House Speaker Jay Lucas laid blame on Massey, whom he said "chose to unnecessarily increase his own power rather than take concrete steps to make South Carolina's elections the most secure in the United States."

On Twitter, McMaster called it "unfortunate that some Senate Republicans were misled by the majority leader and Democrats and rejected a common sense compromise in order to make it easier to vote and harder to cheat in SC."

"If this bill doesn't become law, the voters will know who to blame and why," he added, also telling at least one senator he would veto the bill if changes weren't made.

The friction between Massey and McMaster, both Republicans, is nothing new. In late 2020, after Massey launched an effort seeking oversight for the governor's emergency declarations amid the coronavirus pandemic, there was speculation the 46-year-old from Edgefield might mount a primary challenge to the governor, who faces voters this year.

McMaster ultimately voiced support for a measure that would have put such guardrails in place, but it fizzled out.

On Friday, Massey that he felt attacks from both the governor and House lawmakers are at least in part politically motivated. They will all face voters this fall, while state senators are not up for reelection until 2024.

"I am not all that interested in fighting with Republicans," Massey told AP on Friday when asked about the conflicts with McMaster. "But I also don't like the idea of, 'Let's pass something so we can tell everybody that we've addressed it.'"

The governor, House and Senate leadership are all Republicans, although the governor and House often align, leaving the Senate on its own, like differing on proposals to raise teacher pay or cut taxes.

"Somebody has to ensure liberal activists are not running our state election commission and jeopardizing our elections," Massey said. "If Gov. McMaster is not going to do it, the Senate will."

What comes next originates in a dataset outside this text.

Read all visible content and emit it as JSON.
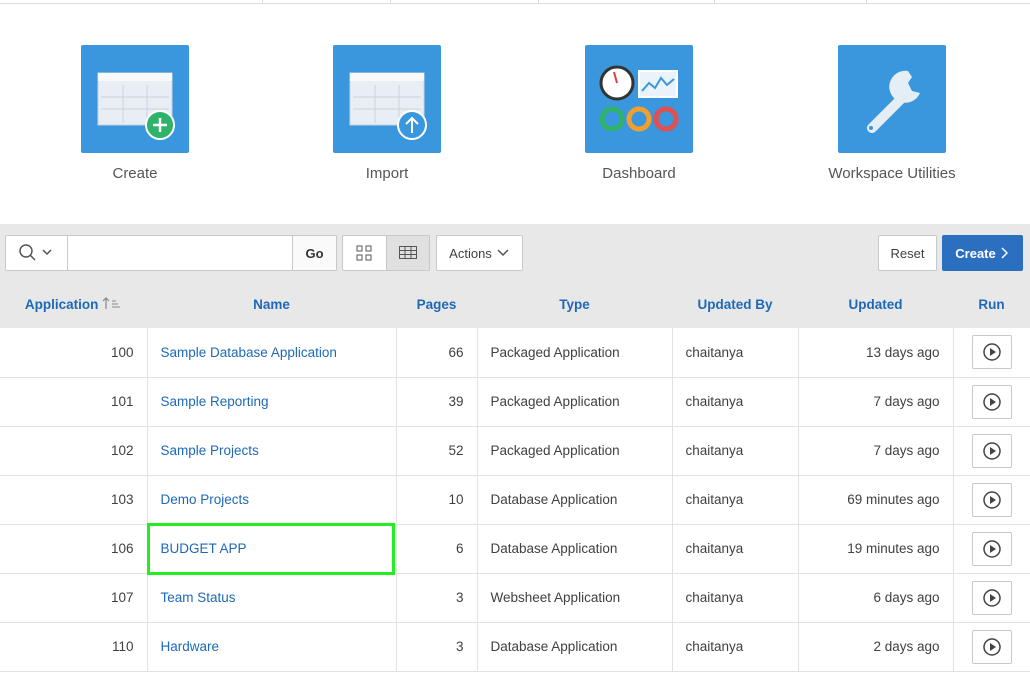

Meg Kinnard can be reached at http://twitter.com/MegKinnardAP.